((

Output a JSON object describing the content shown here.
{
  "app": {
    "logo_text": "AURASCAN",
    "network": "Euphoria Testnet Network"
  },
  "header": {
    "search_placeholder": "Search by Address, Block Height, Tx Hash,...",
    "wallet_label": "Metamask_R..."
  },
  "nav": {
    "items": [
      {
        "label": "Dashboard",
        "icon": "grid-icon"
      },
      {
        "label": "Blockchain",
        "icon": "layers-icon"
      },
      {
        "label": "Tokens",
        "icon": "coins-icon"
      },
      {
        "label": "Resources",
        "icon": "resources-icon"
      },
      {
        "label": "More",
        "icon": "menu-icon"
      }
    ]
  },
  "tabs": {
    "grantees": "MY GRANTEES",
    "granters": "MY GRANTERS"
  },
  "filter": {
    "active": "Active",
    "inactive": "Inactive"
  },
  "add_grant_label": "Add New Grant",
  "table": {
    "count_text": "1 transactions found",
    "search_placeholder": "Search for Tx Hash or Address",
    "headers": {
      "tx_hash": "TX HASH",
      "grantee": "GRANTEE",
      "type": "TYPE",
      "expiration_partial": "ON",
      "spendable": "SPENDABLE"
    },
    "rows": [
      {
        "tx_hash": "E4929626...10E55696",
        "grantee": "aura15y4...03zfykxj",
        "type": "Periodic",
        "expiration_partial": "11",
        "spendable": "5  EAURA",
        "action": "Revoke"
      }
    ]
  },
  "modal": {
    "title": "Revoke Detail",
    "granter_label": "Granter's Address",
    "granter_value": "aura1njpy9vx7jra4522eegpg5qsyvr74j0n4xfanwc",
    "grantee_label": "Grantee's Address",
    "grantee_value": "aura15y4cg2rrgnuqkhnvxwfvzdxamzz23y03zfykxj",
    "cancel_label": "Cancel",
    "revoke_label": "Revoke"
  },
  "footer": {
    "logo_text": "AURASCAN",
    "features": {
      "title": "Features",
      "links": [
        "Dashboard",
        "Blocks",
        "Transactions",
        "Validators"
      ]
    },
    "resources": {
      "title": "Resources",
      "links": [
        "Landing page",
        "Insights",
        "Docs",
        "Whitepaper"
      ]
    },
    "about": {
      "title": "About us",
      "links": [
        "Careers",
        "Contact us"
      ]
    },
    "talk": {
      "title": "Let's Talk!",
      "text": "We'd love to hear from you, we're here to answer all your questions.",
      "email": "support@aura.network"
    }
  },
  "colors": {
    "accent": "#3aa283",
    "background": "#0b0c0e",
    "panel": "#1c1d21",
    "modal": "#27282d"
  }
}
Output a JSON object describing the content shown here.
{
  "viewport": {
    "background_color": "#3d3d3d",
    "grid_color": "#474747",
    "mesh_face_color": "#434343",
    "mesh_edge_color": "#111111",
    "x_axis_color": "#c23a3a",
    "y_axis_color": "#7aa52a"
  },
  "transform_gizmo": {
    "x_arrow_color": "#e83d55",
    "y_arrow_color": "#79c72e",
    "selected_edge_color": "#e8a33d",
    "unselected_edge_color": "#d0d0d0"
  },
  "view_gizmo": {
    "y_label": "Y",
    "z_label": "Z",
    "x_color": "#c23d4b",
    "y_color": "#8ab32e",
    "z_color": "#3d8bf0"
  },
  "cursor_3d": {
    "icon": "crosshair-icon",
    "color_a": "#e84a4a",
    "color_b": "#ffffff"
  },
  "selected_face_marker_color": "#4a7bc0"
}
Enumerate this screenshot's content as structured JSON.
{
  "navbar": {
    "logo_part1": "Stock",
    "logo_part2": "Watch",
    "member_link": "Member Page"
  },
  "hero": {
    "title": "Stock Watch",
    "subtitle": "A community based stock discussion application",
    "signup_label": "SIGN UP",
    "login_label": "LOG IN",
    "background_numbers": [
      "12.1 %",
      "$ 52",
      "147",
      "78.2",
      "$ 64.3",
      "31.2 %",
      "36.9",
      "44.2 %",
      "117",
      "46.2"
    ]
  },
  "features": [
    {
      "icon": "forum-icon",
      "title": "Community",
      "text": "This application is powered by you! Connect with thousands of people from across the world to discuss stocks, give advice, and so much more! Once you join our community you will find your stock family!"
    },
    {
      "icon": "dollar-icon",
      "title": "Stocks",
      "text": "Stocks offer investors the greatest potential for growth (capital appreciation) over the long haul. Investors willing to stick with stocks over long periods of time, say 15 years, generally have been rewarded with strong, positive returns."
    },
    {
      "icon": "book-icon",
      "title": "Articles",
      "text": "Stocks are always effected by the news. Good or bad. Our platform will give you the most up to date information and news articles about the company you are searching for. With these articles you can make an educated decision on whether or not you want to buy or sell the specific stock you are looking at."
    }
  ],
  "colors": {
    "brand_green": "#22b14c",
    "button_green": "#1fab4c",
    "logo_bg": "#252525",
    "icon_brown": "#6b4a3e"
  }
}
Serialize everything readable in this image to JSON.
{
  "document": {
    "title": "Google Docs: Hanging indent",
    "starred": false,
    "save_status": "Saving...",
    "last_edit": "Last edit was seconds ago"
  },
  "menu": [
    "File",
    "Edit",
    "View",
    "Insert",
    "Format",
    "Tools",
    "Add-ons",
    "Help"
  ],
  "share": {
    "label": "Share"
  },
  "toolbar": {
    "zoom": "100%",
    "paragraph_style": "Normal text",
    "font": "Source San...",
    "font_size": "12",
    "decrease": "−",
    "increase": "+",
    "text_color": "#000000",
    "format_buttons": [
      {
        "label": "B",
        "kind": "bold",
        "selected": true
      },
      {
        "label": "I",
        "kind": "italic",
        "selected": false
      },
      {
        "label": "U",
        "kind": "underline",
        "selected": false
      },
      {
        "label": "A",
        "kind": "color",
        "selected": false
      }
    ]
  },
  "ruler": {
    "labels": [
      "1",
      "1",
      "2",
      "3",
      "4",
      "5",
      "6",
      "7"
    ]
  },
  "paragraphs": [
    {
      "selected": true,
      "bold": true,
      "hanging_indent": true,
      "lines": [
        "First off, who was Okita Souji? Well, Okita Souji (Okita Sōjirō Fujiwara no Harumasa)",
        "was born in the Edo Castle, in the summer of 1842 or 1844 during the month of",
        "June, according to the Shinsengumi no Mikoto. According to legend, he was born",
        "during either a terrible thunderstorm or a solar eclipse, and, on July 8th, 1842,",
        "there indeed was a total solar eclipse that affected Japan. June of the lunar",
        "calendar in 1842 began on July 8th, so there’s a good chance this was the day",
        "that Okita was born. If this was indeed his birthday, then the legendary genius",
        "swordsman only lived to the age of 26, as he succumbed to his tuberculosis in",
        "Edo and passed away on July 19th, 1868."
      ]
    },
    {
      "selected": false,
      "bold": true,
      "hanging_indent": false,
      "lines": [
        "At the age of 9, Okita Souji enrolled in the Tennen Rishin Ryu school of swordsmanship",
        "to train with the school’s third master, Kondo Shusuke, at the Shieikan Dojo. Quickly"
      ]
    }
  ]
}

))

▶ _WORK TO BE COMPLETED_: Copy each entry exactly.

▶ _ANSWER BOX_:
Output a JSON object describing the content shown here.
{
  "app": {
    "logo_text": "AURASCAN",
    "network": "Euphoria Testnet Network"
  },
  "header": {
    "search_placeholder": "Search by Address, Block Height, Tx Hash,...",
    "wallet_label": "Metamask_R..."
  },
  "nav": {
    "items": [
      {
        "label": "Dashboard",
        "icon": "grid-icon"
      },
      {
        "label": "Blockchain",
        "icon": "layers-icon"
      },
      {
        "label": "Tokens",
        "icon": "coins-icon"
      },
      {
        "label": "Resources",
        "icon": "resources-icon"
      },
      {
        "label": "More",
        "icon": "menu-icon"
      }
    ]
  },
  "tabs": {
    "grantees": "MY GRANTEES",
    "granters": "MY GRANTERS"
  },
  "filter": {
    "active": "Active",
    "inactive": "Inactive"
  },
  "add_grant_label": "Add New Grant",
  "table": {
    "count_text": "1 transactions found",
    "search_placeholder": "Search for Tx Hash or Address",
    "headers": {
      "tx_hash": "TX HASH",
      "grantee": "GRANTEE",
      "type": "TYPE",
      "expiration_partial": "ON",
      "spendable": "SPENDABLE"
    },
    "rows": [
      {
        "tx_hash": "E4929626...10E55696",
        "grantee": "aura15y4...03zfykxj",
        "type": "Periodic",
        "expiration_partial": "11",
        "spendable": "5  EAURA",
        "action": "Revoke"
      }
    ]
  },
  "modal": {
    "title": "Revoke Detail",
    "granter_label": "Granter's Address",
    "granter_value": "aura1njpy9vx7jra4522eegpg5qsyvr74j0n4xfanwc",
    "grantee_label": "Grantee's Address",
    "grantee_value": "aura15y4cg2rrgnuqkhnvxwfvzdxamzz23y03zfykxj",
    "cancel_label": "Cancel",
    "revoke_label": "Revoke"
  },
  "footer": {
    "logo_text": "AURASCAN",
    "features": {
      "title": "Features",
      "links": [
        "Dashboard",
        "Blocks",
        "Transactions",
        "Validators"
      ]
    },
    "resources": {
      "title": "Resources",
      "links": [
        "Landing page",
        "Insights",
        "Docs",
        "Whitepaper"
      ]
    },
    "about": {
      "title": "About us",
      "links": [
        "Careers",
        "Contact us"
      ]
    },
    "talk": {
      "title": "Let's Talk!",
      "text": "We'd love to hear from you, we're here to answer all your questions.",
      "email": "support@aura.network"
    }
  },
  "colors": {
    "accent": "#3aa283",
    "background": "#0b0c0e",
    "panel": "#1c1d21",
    "modal": "#27282d"
  }
}
Output a JSON object describing the content shown here.
{
  "viewport": {
    "background_color": "#3d3d3d",
    "grid_color": "#474747",
    "mesh_face_color": "#434343",
    "mesh_edge_color": "#111111",
    "x_axis_color": "#c23a3a",
    "y_axis_color": "#7aa52a"
  },
  "transform_gizmo": {
    "x_arrow_color": "#e83d55",
    "y_arrow_color": "#79c72e",
    "selected_edge_color": "#e8a33d",
    "unselected_edge_color": "#d0d0d0"
  },
  "view_gizmo": {
    "y_label": "Y",
    "z_label": "Z",
    "x_color": "#c23d4b",
    "y_color": "#8ab32e",
    "z_color": "#3d8bf0"
  },
  "cursor_3d": {
    "icon": "crosshair-icon",
    "color_a": "#e84a4a",
    "color_b": "#ffffff"
  },
  "selected_face_marker_color": "#4a7bc0"
}
Enumerate this screenshot's content as structured JSON.
{
  "navbar": {
    "logo_part1": "Stock",
    "logo_part2": "Watch",
    "member_link": "Member Page"
  },
  "hero": {
    "title": "Stock Watch",
    "subtitle": "A community based stock discussion application",
    "signup_label": "SIGN UP",
    "login_label": "LOG IN",
    "background_numbers": [
      "12.1 %",
      "$ 52",
      "147",
      "78.2",
      "$ 64.3",
      "31.2 %",
      "36.9",
      "44.2 %",
      "117",
      "46.2"
    ]
  },
  "features": [
    {
      "icon": "forum-icon",
      "title": "Community",
      "text": "This application is powered by you! Connect with thousands of people from across the world to discuss stocks, give advice, and so much more! Once you join our community you will find your stock family!"
    },
    {
      "icon": "dollar-icon",
      "title": "Stocks",
      "text": "Stocks offer investors the greatest potential for growth (capital appreciation) over the long haul. Investors willing to stick with stocks over long periods of time, say 15 years, generally have been rewarded with strong, positive returns."
    },
    {
      "icon": "book-icon",
      "title": "Articles",
      "text": "Stocks are always effected by the news. Good or bad. Our platform will give you the most up to date information and news articles about the company you are searching for. With these articles you can make an educated decision on whether or not you want to buy or sell the specific stock you are looking at."
    }
  ],
  "colors": {
    "brand_green": "#22b14c",
    "button_green": "#1fab4c",
    "logo_bg": "#252525",
    "icon_brown": "#6b4a3e"
  }
}
Serialize everything readable in this image to JSON.
{
  "document": {
    "title": "Google Docs: Hanging indent",
    "starred": false,
    "save_status": "Saving...",
    "last_edit": "Last edit was seconds ago"
  },
  "menu": [
    "File",
    "Edit",
    "View",
    "Insert",
    "Format",
    "Tools",
    "Add-ons",
    "Help"
  ],
  "share": {
    "label": "Share"
  },
  "toolbar": {
    "zoom": "100%",
    "paragraph_style": "Normal text",
    "font": "Source San...",
    "font_size": "12",
    "decrease": "−",
    "increase": "+",
    "text_color": "#000000",
    "format_buttons": [
      {
        "label": "B",
        "kind": "bold",
        "selected": true
      },
      {
        "label": "I",
        "kind": "italic",
        "selected": false
      },
      {
        "label": "U",
        "kind": "underline",
        "selected": false
      },
      {
        "label": "A",
        "kind": "color",
        "selected": false
      }
    ]
  },
  "ruler": {
    "labels": [
      "1",
      "1",
      "2",
      "3",
      "4",
      "5",
      "6",
      "7"
    ]
  },
  "paragraphs": [
    {
      "selected": true,
      "bold": true,
      "hanging_indent": true,
      "lines": [
        "First off, who was Okita Souji? Well, Okita Souji (Okita Sōjirō Fujiwara no Harumasa)",
        "was born in the Edo Castle, in the summer of 1842 or 1844 during the month of",
        "June, according to the Shinsengumi no Mikoto. According to legend, he was born",
        "during either a terrible thunderstorm or a solar eclipse, and, on July 8th, 1842,",
        "there indeed was a total solar eclipse that affected Japan. June of the lunar",
        "calendar in 1842 began on July 8th, so there’s a good chance this was the day",
        "that Okita was born. If this was indeed his birthday, then the legendary genius",
        "swordsman only lived to the age of 26, as he succumbed to his tuberculosis in",
        "Edo and passed away on July 19th, 1868."
      ]
    },
    {
      "selected": false,
      "bold": true,
      "hanging_indent": false,
      "lines": [
        "At the age of 9, Okita Souji enrolled in the Tennen Rishin Ryu school of swordsmanship",
        "to train with the school’s third master, Kondo Shusuke, at the Shieikan Dojo. Quickly"
      ]
    }
  ]
}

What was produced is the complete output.